Exercise requirements:
Restate, word for word, each entry that follows, but skip its pictures.

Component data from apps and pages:
■ ■ ■ ■
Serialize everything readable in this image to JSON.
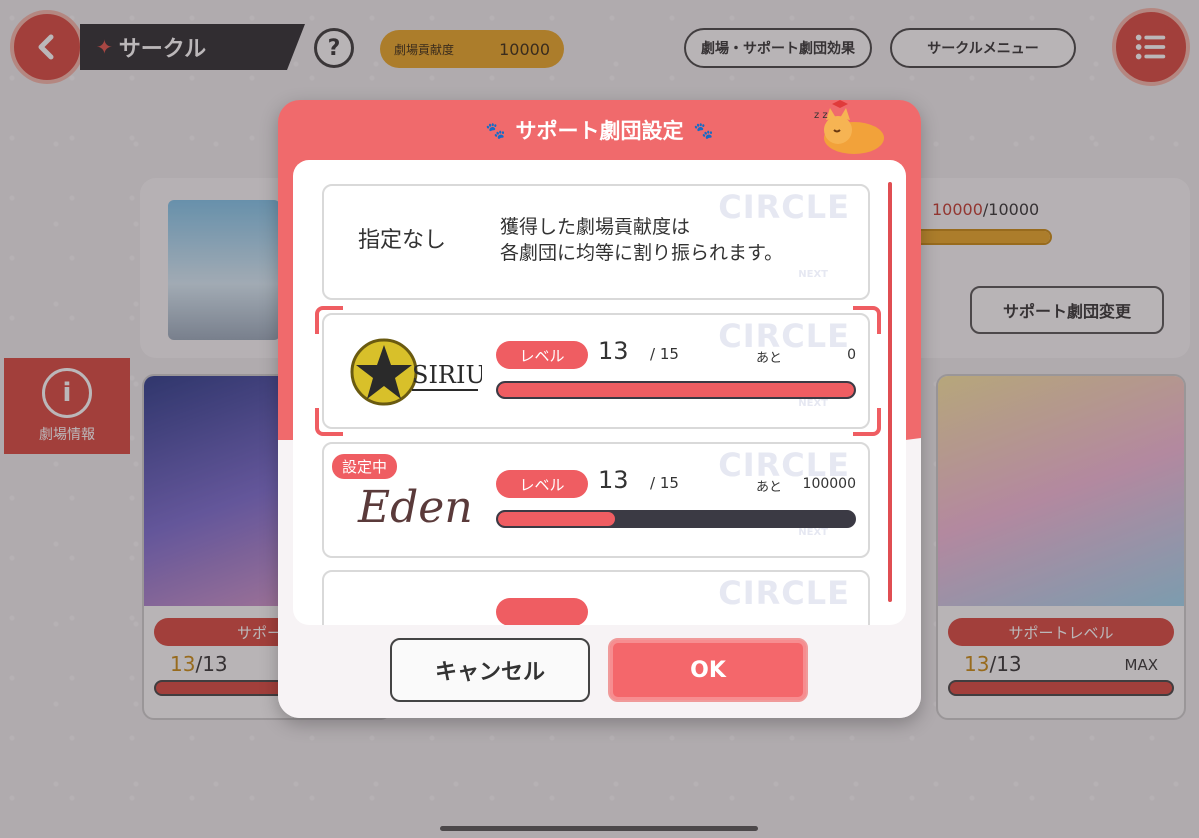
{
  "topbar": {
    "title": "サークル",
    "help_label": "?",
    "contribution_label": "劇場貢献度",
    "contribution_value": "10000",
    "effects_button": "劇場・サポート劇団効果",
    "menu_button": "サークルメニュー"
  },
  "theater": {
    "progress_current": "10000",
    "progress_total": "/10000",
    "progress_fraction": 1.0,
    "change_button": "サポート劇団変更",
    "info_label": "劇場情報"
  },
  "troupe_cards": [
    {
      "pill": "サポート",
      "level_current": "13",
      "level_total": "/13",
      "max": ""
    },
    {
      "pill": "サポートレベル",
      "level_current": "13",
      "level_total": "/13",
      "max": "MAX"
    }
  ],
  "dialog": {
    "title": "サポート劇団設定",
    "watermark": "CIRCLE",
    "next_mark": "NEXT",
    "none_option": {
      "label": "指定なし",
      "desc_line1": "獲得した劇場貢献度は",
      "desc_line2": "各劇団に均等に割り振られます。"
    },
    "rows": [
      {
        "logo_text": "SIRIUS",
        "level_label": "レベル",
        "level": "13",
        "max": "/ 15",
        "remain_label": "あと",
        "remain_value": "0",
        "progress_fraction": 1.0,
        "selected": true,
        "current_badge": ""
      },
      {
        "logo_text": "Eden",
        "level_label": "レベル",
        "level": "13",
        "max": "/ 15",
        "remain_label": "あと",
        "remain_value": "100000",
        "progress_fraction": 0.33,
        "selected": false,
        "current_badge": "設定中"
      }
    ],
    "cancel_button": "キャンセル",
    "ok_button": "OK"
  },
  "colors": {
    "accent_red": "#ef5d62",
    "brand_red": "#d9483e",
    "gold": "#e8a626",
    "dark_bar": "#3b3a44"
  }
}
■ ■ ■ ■
Exercise answer:
Serialize everything readable in this image to JSON.
{
  "topbar": {
    "title": "サークル",
    "help_label": "?",
    "contribution_label": "劇場貢献度",
    "contribution_value": "10000",
    "effects_button": "劇場・サポート劇団効果",
    "menu_button": "サークルメニュー"
  },
  "theater": {
    "progress_current": "10000",
    "progress_total": "/10000",
    "progress_fraction": 1.0,
    "change_button": "サポート劇団変更",
    "info_label": "劇場情報"
  },
  "troupe_cards": [
    {
      "pill": "サポート",
      "level_current": "13",
      "level_total": "/13",
      "max": ""
    },
    {
      "pill": "サポートレベル",
      "level_current": "13",
      "level_total": "/13",
      "max": "MAX"
    }
  ],
  "dialog": {
    "title": "サポート劇団設定",
    "watermark": "CIRCLE",
    "next_mark": "NEXT",
    "none_option": {
      "label": "指定なし",
      "desc_line1": "獲得した劇場貢献度は",
      "desc_line2": "各劇団に均等に割り振られます。"
    },
    "rows": [
      {
        "logo_text": "SIRIUS",
        "level_label": "レベル",
        "level": "13",
        "max": "/ 15",
        "remain_label": "あと",
        "remain_value": "0",
        "progress_fraction": 1.0,
        "selected": true,
        "current_badge": ""
      },
      {
        "logo_text": "Eden",
        "level_label": "レベル",
        "level": "13",
        "max": "/ 15",
        "remain_label": "あと",
        "remain_value": "100000",
        "progress_fraction": 0.33,
        "selected": false,
        "current_badge": "設定中"
      }
    ],
    "cancel_button": "キャンセル",
    "ok_button": "OK"
  },
  "colors": {
    "accent_red": "#ef5d62",
    "brand_red": "#d9483e",
    "gold": "#e8a626",
    "dark_bar": "#3b3a44"
  }
}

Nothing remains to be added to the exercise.